## Your instructions
Among the records below, find the lines with the word "title" and copy them.

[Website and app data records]

++++++++++++++++++++

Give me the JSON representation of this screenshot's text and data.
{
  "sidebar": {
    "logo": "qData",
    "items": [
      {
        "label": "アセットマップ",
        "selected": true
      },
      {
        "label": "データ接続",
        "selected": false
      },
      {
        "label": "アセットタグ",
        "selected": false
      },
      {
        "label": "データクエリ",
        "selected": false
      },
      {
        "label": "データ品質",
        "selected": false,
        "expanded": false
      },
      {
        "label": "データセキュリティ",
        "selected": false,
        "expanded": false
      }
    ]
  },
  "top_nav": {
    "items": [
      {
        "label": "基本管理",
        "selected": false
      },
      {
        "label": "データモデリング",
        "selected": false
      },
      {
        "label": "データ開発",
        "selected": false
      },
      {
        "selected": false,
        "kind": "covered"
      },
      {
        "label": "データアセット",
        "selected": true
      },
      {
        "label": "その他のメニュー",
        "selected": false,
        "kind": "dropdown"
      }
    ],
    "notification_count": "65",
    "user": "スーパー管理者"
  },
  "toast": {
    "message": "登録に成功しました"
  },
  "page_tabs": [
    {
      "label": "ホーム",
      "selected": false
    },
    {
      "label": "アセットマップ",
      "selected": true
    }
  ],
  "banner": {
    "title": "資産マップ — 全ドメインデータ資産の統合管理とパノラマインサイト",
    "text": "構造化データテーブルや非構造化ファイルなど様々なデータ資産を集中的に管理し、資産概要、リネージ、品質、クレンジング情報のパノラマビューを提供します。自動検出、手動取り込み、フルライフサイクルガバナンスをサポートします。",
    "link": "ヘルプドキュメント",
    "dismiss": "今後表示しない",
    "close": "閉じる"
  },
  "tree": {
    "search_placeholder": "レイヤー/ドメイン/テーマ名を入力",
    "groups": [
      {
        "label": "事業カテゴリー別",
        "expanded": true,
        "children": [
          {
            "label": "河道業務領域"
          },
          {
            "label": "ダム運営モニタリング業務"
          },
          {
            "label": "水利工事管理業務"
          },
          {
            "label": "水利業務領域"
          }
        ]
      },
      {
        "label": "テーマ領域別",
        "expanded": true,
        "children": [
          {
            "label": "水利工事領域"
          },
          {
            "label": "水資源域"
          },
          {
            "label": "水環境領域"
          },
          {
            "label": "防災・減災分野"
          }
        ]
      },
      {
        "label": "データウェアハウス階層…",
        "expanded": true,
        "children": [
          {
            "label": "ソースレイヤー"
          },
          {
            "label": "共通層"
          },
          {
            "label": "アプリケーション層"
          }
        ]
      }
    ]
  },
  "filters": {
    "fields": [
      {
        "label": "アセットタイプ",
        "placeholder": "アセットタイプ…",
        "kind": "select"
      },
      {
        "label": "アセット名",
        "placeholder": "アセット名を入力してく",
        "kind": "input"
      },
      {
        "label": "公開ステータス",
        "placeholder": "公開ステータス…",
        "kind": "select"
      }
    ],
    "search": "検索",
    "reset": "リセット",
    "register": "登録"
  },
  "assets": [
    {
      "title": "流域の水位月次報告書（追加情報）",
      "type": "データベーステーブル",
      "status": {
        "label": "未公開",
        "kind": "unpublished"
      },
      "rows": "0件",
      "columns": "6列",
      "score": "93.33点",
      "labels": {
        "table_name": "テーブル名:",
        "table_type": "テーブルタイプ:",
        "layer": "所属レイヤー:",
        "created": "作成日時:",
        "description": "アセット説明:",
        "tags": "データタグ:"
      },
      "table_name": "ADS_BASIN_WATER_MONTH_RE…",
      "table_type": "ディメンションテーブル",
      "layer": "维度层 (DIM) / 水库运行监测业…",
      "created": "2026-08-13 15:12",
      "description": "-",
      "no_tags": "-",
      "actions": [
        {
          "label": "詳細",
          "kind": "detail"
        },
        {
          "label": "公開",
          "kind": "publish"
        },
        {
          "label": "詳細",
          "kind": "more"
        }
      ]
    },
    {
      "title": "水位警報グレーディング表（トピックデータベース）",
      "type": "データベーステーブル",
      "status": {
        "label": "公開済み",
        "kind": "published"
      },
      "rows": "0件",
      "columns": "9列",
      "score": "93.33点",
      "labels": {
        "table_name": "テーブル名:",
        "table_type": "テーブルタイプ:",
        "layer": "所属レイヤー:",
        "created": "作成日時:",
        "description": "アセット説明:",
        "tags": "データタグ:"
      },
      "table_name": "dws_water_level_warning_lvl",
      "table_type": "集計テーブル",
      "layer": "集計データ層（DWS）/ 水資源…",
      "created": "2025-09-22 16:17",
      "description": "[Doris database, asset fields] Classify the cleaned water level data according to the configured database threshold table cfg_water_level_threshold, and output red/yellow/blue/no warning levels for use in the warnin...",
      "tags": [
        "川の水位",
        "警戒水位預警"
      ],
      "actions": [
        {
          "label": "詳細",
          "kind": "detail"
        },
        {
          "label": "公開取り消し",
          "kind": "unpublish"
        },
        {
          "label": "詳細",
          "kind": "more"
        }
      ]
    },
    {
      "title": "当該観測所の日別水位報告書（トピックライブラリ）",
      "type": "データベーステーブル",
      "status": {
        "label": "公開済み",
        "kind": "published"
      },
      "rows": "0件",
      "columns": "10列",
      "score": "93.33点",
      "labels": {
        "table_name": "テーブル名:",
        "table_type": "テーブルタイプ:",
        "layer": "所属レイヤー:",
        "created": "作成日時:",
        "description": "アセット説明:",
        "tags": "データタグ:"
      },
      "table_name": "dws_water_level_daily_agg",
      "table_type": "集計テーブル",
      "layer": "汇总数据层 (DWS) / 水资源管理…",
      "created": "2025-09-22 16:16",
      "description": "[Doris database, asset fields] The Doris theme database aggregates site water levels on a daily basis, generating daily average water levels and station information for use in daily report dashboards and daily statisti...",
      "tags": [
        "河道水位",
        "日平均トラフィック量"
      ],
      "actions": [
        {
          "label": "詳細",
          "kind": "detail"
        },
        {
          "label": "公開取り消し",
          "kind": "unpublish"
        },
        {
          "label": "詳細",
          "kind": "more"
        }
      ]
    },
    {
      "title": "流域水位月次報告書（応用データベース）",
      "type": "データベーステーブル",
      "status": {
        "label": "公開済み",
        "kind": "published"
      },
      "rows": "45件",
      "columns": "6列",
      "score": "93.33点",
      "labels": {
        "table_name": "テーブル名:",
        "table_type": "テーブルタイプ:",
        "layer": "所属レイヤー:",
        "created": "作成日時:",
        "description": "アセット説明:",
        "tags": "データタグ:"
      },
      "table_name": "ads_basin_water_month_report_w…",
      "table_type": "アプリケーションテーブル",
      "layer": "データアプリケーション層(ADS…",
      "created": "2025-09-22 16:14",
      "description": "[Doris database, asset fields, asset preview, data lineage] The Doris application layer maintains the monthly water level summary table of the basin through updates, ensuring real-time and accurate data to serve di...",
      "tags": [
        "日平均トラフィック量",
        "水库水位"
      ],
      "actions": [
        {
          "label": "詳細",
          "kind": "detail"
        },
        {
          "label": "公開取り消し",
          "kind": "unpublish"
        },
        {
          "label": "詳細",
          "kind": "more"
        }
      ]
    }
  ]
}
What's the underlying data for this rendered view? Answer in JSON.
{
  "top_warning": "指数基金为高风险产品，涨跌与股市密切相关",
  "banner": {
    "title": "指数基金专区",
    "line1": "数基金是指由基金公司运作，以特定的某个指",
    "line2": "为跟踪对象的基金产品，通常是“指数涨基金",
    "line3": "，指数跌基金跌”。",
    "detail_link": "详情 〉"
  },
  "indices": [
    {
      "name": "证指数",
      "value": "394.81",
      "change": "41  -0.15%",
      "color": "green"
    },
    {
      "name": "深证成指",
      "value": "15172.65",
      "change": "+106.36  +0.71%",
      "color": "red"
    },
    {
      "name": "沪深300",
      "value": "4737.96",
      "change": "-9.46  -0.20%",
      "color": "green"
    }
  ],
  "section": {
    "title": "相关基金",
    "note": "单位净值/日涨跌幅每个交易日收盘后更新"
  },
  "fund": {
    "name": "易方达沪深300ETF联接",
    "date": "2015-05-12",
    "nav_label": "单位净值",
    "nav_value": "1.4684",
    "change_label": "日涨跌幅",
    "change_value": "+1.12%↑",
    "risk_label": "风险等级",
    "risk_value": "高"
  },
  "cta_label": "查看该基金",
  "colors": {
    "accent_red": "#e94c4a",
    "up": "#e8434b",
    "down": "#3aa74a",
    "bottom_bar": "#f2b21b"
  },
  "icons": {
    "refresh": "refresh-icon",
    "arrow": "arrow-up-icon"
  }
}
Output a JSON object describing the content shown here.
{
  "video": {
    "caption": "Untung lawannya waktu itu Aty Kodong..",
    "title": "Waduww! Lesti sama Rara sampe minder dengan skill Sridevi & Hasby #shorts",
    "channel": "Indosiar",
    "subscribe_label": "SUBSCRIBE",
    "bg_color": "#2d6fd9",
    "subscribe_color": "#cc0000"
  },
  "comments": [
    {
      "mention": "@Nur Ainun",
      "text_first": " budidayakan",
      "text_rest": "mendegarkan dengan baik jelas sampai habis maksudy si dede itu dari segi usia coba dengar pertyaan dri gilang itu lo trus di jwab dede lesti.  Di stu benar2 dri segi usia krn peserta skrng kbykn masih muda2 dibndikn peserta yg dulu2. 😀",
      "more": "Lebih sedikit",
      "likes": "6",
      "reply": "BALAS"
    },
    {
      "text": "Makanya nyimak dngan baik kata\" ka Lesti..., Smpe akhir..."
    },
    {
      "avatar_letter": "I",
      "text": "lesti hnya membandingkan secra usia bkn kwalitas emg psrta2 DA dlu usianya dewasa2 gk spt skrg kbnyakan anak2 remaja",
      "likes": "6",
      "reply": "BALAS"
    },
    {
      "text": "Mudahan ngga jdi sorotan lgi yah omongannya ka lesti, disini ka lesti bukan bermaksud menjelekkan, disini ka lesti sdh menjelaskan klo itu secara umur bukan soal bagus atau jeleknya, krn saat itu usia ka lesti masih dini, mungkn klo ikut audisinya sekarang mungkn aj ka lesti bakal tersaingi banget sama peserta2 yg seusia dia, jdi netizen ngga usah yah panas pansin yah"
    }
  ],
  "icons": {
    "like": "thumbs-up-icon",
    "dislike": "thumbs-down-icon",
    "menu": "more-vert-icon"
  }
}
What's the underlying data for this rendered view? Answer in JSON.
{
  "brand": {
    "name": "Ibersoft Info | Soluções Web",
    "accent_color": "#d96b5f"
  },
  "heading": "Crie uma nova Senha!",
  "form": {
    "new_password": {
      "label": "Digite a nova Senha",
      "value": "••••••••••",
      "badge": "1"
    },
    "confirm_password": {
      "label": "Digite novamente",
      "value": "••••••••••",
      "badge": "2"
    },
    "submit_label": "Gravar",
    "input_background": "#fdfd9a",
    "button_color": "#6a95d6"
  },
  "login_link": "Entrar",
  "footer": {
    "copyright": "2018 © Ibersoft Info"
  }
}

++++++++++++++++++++

## Output
    "title": "資産マップ — 全ドメインデータ資産の統合管理とパノラマインサイト",
      "title": "流域の水位月次報告書（追加情報）",
      "title": "水位警報グレーディング表（トピックデータベース）",
      "title": "当該観測所の日別水位報告書（トピックライブラリ）",
      "title": "流域水位月次報告書（応用データベース）",
    "title": "指数基金专区",
    "title": "相关基金",
    "title": "Waduww! Lesti sama Rara sampe minder dengan skill Sridevi & Hasby #shorts",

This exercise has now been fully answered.